For many, there comes a time when it seems appropriate to make plans for future funeral needs.
In West Virginia, it is legal for family to handle funerals and burials at home. But most people choose to work with a licensed funeral director to create their funeral and burial or cremation plans.
After establishing your budget, selecting the funeral options you want, based on the funeral home’s itemized list of services, items and costs, is the next step.
Then, pre-paying for the funeral/burial/cremation services you feel are important is an option that locks in today’s costs via a pre-need funeral contract. Paying now means the funeral home cannot charge more for what it will handle later.
There are multiple methods for paying for a funeral in advance: buying or transferring life insurance; placing funds in the West Virginia Pre-Need Funeral Trust (by a lump sum or in installments); or depositing money into a special interest-bearing account as allowed under West Virginia Code sec. 47-14-1, et seq.
The funeral director can explain the merits of each funding choice.
Using an existing life insurance policy to cover the costs involves making an assignment to the funeral home for all or part of a policy’s future proceeds. Another option is to take out a new policy for this specific purpose.
Funeral home staff are trained and licensed in making pre-need insurance sales. They are required to attend a yearly seminar to stay current in this area.
Depositing money into the West Virginia Pre-Need Funeral Trust Inc. is an alternative way to fund a pre-need funeral contract.
The funds in the trust are invested, so check on the type of investments, history of return and fees before deciding.
It is important to note that the funds held in this funeral trust are not insured by the Federal Deposit Insurance Corp. or any federal or state agency.
The option of using a special purpose interest-bearing account held by a financial institution can work also. Confirm that the company is reputable and pays a fair interest rate.
Once completed, a copy of the pre-need contract must be given to you and sent to the West Virginia Attorney General’s Office.
Reporting by the funeral home to the attorney general on all of the pre-need contracts in its custody, regardless of the type of funding, is required every two years.
Any complaints about a pre-need contract can be made to the Attorney General’s Office at 800-368-8808 or online at www.ago.wv.gov.
If appropriate, the pre-need contract can be transferred to a different funeral home as long as the second funeral home agrees to the terms of the contract.
Some choose to have no funeral and instead donate their body to science through the Human Gift Registry. There is one associated with each of the three medical schools in the state: Marshall University, West Virginia School of Osteopathic Medicine and West Virginia University. More information is available online for each medical school.
Preparing your own obituary can be a good idea to make sure that the people, events and accomplishments you think should be included will be.

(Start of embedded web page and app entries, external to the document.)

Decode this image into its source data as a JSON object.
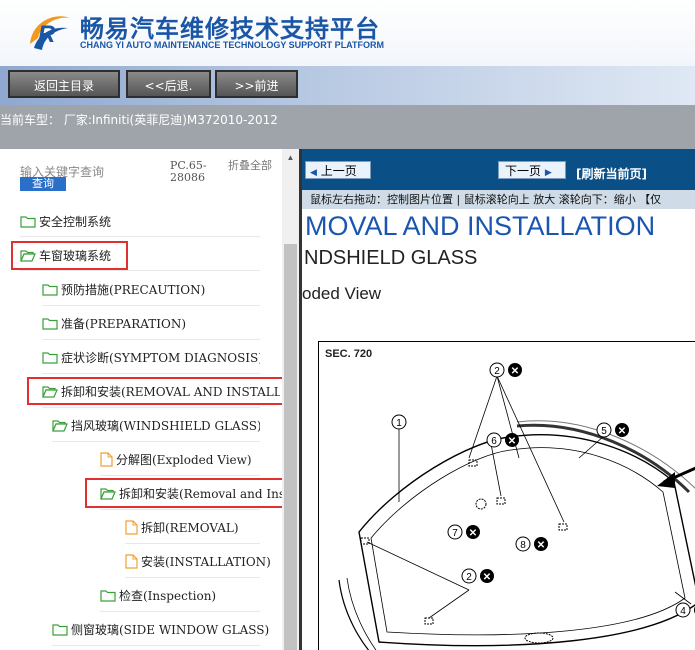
{
  "header": {
    "title_cn": "畅易汽车维修技术支持平台",
    "title_en": "CHANG YI AUTO MAINTENANCE TECHNOLOGY SUPPORT PLATFORM",
    "logo_icon": "cy-logo-icon"
  },
  "nav": {
    "home": "返回主目录",
    "back": "<<后退.",
    "forward": ">>前进"
  },
  "vehicle": {
    "text": "当前车型： 厂家:Infiniti(英菲尼迪)M372010-2012"
  },
  "sidebar": {
    "search_placeholder": "输入关键字查询",
    "search_button": "查询",
    "pc_code": "PC.65-28086",
    "collapse_all": "折叠全部",
    "items": [
      {
        "label": "安全控制系统",
        "icon": "folder-icon"
      },
      {
        "label": "车窗玻璃系统",
        "icon": "folder-open-icon"
      },
      {
        "label": "预防措施(PRECAUTION)",
        "icon": "folder-icon"
      },
      {
        "label": "准备(PREPARATION)",
        "icon": "folder-icon"
      },
      {
        "label": "症状诊断(SYMPTOM DIAGNOSIS)",
        "icon": "folder-icon"
      },
      {
        "label": "拆卸和安装(REMOVAL AND INSTALLATION)",
        "icon": "folder-open-icon"
      },
      {
        "label": "挡风玻璃(WINDSHIELD GLASS)",
        "icon": "folder-open-icon"
      },
      {
        "label": "分解图(Exploded View)",
        "icon": "document-icon"
      },
      {
        "label": "拆卸和安装(Removal and Installation)",
        "icon": "folder-open-icon"
      },
      {
        "label": "拆卸(REMOVAL)",
        "icon": "document-icon"
      },
      {
        "label": "安装(INSTALLATION)",
        "icon": "document-icon"
      },
      {
        "label": "检查(Inspection)",
        "icon": "folder-icon"
      },
      {
        "label": "侧窗玻璃(SIDE WINDOW GLASS)",
        "icon": "folder-icon"
      }
    ]
  },
  "viewer": {
    "prev": "上一页",
    "next": "下一页",
    "refresh": "[刷新当前页]",
    "hint": "鼠标左右拖动：控制图片位置 | 鼠标滚轮向上 放大  滚轮向下：缩小 【仅",
    "doc_title": "MOVAL AND INSTALLATION",
    "doc_subtitle": "NDSHIELD GLASS",
    "doc_section": "oded View",
    "sec_label": "SEC. 720",
    "callouts": [
      "1",
      "2",
      "5",
      "6",
      "7",
      "8",
      "2",
      "4"
    ]
  },
  "colors": {
    "brand_blue": "#1a56a6",
    "toolbar_blue": "#0a4f86",
    "highlight_red": "#e03030"
  }
}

Making all of the arrangements that you feel are appropriate will assure that your wishes will be honored and your family won’t have to figure everything out at a sad time. Pre-planning can be especially important for people who have partners or other important people in their lives who are not related to them by blood, legal adoption or legal marriage.
Help with legal issues is available from West Virginia Senior Legal Aid at no cost to residents of the state, age 60 and over. Call 800-229-5068 to speak with the staff attorney.